New Popular Front poised to win second round of elections in France

Polls predict that the left-progressive alliance New Popular Front will secure the most seats after the conclusion of the second round of the general election in France

July 07, 2024 by Ana Vračar
NFP rally after second round of general election, July 7, 2024. Source: Jean-Luc Mélenchon/X

The New Popular Front (NFP) is projected to secure the most seats following the conclusion of the second round of the general election in France on July 7. Exit polls predict the NFP could win around 200 seats in parliament, surpassing Emmanuel Macron’s liberal coalition, expected to take up to 170 seats, and the far-right National Rally, initially projected as the victor, which is polling around 150 seats.

Shortly after the first post-election polls were announced, Jean-Luc Mélenchon, leader of France Unbowed, called on President Macron to invite the NFP to form a government.

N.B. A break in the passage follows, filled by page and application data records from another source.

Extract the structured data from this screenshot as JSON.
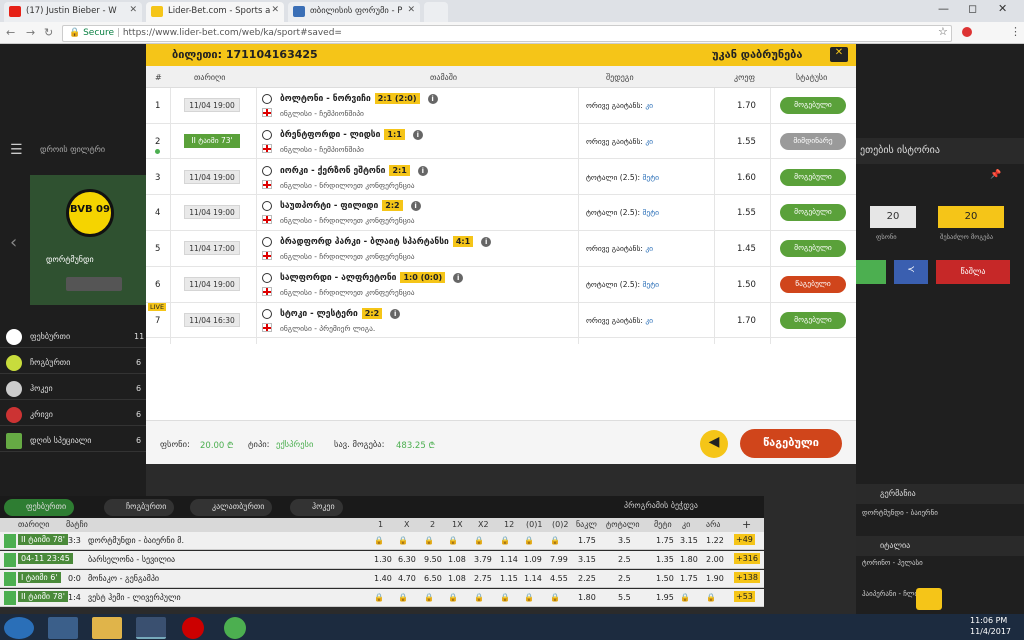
{
  "browser": {
    "tabs": [
      {
        "title": "(17) Justin Bieber - W",
        "close": "✕"
      },
      {
        "title": "Lider-Bet.com - Sports a",
        "close": "✕"
      },
      {
        "title": "თბილისის ფორუმი - P",
        "close": "✕"
      }
    ],
    "secure_label": "Secure",
    "url": "https://www.lider-bet.com/web/ka/sport#saved="
  },
  "modal": {
    "ticket_label": "ბილეთი: 171104163425",
    "back_label": "უკან დაბრუნება",
    "columns": {
      "num": "#",
      "date": "თარიღი",
      "match": "თამაში",
      "result": "შედეგი",
      "coef": "კოეფ",
      "status": "სტატუსი"
    },
    "rows": [
      {
        "num": "1",
        "date": "11/04 19:00",
        "teams": "ბოლტონი - ნორვიჩი",
        "score": "2:1 (2:0)",
        "league": "ინგლისი - ჩემპიონშიპი",
        "bet_label": "ორივე გაიტანს:",
        "bet_value": "კი",
        "coef": "1.70",
        "status": "მოგებული",
        "status_color": "#5aa13a"
      },
      {
        "num": "2",
        "date": "II ტაიმი 73'",
        "teams": "ბრენტფორდი - ლიდსი",
        "score": "1:1",
        "league": "ინგლისი - ჩემპიონშიპი",
        "bet_label": "ორივე გაიტანს:",
        "bet_value": "კი",
        "coef": "1.55",
        "status": "მიმდინარე",
        "status_color": "#9a9a9a"
      },
      {
        "num": "3",
        "date": "11/04 19:00",
        "teams": "იორკი - ქერზონ ეშტონი",
        "score": "2:1",
        "league": "ინგლისი - ნრდილოეთ კონფერენცია",
        "bet_label": "ტოტალი (2.5):",
        "bet_value": "მეტი",
        "coef": "1.60",
        "status": "მოგებული",
        "status_color": "#5aa13a"
      },
      {
        "num": "4",
        "date": "11/04 19:00",
        "teams": "საუთპორტი - ფილიდი",
        "score": "2:2",
        "league": "ინგლისი - ჩრდილოეთ კონფერენცია",
        "bet_label": "ტოტალი (2.5):",
        "bet_value": "მეტი",
        "coef": "1.55",
        "status": "მოგებული",
        "status_color": "#5aa13a"
      },
      {
        "num": "5",
        "date": "11/04 17:00",
        "teams": "ბრადფორდ პარკი - ბლაიტ სპარტანსი",
        "score": "4:1",
        "league": "ინგლისი - ჩრდილოეთ კონფერენცია",
        "bet_label": "ორივე გაიტანს:",
        "bet_value": "კი",
        "coef": "1.45",
        "status": "მოგებული",
        "status_color": "#5aa13a"
      },
      {
        "num": "6",
        "date": "11/04 19:00",
        "teams": "სალფორდი - ალფრეტონი",
        "score": "1:0 (0:0)",
        "league": "ინგლისი - ჩრდილოეთ კონფერენცია",
        "bet_label": "ტოტალი (2.5):",
        "bet_value": "მეტი",
        "coef": "1.50",
        "status": "წაგებული",
        "status_color": "#d0451b"
      },
      {
        "num": "7",
        "date": "11/04 16:30",
        "teams": "სტოკი - ლესტერი",
        "score": "2:2",
        "league": "ინგლისი - პრემიერ ლიგა.",
        "bet_label": "ორივე გაიტანს:",
        "bet_value": "კი",
        "coef": "1.70",
        "status": "მოგებული",
        "status_color": "#5aa13a",
        "live": "LIVE"
      }
    ],
    "footer": {
      "stake_label": "ფსონი:",
      "stake_value": "20.00 ₾",
      "type_label": "ტიპი:",
      "type_value": "ექსპრესი",
      "possible_label": "სავ. მოგება:",
      "possible_value": "483.25 ₾",
      "result_button": "წაგებული"
    }
  },
  "left": {
    "filter_label": "დროის ფილტრი",
    "promo_text": "დორტმუნდი",
    "promo_logo": "BVB 09",
    "sports": [
      {
        "name": "ფეხბურთი",
        "count": "11"
      },
      {
        "name": "ჩოგბურთი",
        "count": "6"
      },
      {
        "name": "ჰოკეი",
        "count": "6"
      },
      {
        "name": "კრივი",
        "count": "6"
      },
      {
        "name": "დღის სპეციალი",
        "count": "6"
      }
    ]
  },
  "right": {
    "history_title": "ეთების ისტორია",
    "value1": "20",
    "value2": "20",
    "label1": "ფსონი",
    "label2": "შესაძლო მოგება",
    "delete_button": "წაშლა",
    "country1": "გერმანია",
    "country2": "იტალია",
    "match1": "დორტმუნდი - ბაიერნი",
    "match2": "ტორინო - ჰელასი",
    "match3": "ჰაიპერანი - ჩლიოჩი"
  },
  "bottom": {
    "tabs": [
      "ფეხბურთი",
      "ჩოგბურთი",
      "კალათბურთი",
      "ჰოკეი"
    ],
    "print_label": "პროგრამის ბეჭდვა",
    "header": [
      "თარიღი",
      "მატჩი",
      "1",
      "X",
      "2",
      "1X",
      "X2",
      "12",
      "(0)1",
      "(0)2",
      "ნაკლ",
      "ტოტალი",
      "მეტი",
      "კი",
      "არა",
      "+"
    ],
    "rows": [
      {
        "time": "II ტაიმი 78'",
        "score": "3:3",
        "match": "დორტმუნდი - ბაიერნი მ.",
        "odds": [
          "",
          "",
          "",
          "",
          "",
          "",
          "",
          "",
          "1.75",
          "3.5",
          "1.75",
          "3.15",
          "1.22"
        ],
        "more": "+49"
      },
      {
        "time": "04-11 23:45",
        "score": "",
        "match": "ბარსელონა - სევილია",
        "odds": [
          "1.30",
          "6.30",
          "9.50",
          "1.08",
          "3.79",
          "1.14",
          "1.09",
          "7.99",
          "3.15",
          "2.5",
          "1.35",
          "1.80",
          "2.00"
        ],
        "more": "+316"
      },
      {
        "time": "I ტაიმი 6'",
        "score": "0:0",
        "match": "მონაკო - გენგამპი",
        "odds": [
          "1.40",
          "4.70",
          "6.50",
          "1.08",
          "2.75",
          "1.15",
          "1.14",
          "4.55",
          "2.25",
          "2.5",
          "1.50",
          "1.75",
          "1.90"
        ],
        "more": "+138"
      },
      {
        "time": "II ტაიმი 78'",
        "score": "1:4",
        "match": "ვესტ ჰემი - ლივერპული",
        "odds": [
          "",
          "",
          "",
          "",
          "",
          "",
          "",
          "",
          "1.80",
          "5.5",
          "1.95",
          "",
          ""
        ],
        "more": "+53"
      }
    ]
  },
  "taskbar": {
    "time": "11:06 PM",
    "date": "11/4/2017"
  }
}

Although the projected number of seats does not guarantee the alliance an absolute majority, left and progressive candidates emphasized their readiness to implement their program. “The president has the power. The president has the duty to call the NFP to govern,” Mélenchon said after voting stations closed.

“Voters have chosen between two radically opposed projects. The NFP is ready to govern. It is the only well-constructed, coherent, and united alternative option, equipped with an organized and detailed program,” Mélenchon stated.

He stressed that the NFP would implement its entire program without compromising. The left-progressive alliance has announced immediate measures to address the cost of living crisis, including a price freeze and an increase in the minimum income. The coalition’s program aims to break away from the neoliberal policies promoted by Macron and strengthen the public sector for the benefit of everyone.

Read more: No middle ground: New Popular Front to face National Rally in French election

The election results came as a surprise to many, given that Marine Le Pen’s National Rally was polling as the likely winner until the very end. The NFP’s strong campaign to block the far-right from gaining power significantly eroded the National Rally’s numbers. In response, National Rally leaders attempted to portray NFP leaders, especially Mélenchon, as political radicals who would endanger the country’s stability. On election night, National Rally president Jordan Bardella stated: “Tonight, these electoral results throw France into the arms of Jean-Luc Mélenchon’s extreme left.”

Emmanuel Macron has yet to announce his next steps following Sunday’s election results, but some liberal candidates have already accused the left of being pretentious by claiming victory. Gérald Darmanin, home minister in the last administration, said: “Today, nobody can say that he won these legislative elections. And especially not Mr. Mélenchon, who showed a lot of pretension a few moments ago on television.”

The NFP, despite not holding an absolute majority, could be given the mandate to form a government but would likely face challenges in maintaining a stable majority during parliamentary discussions.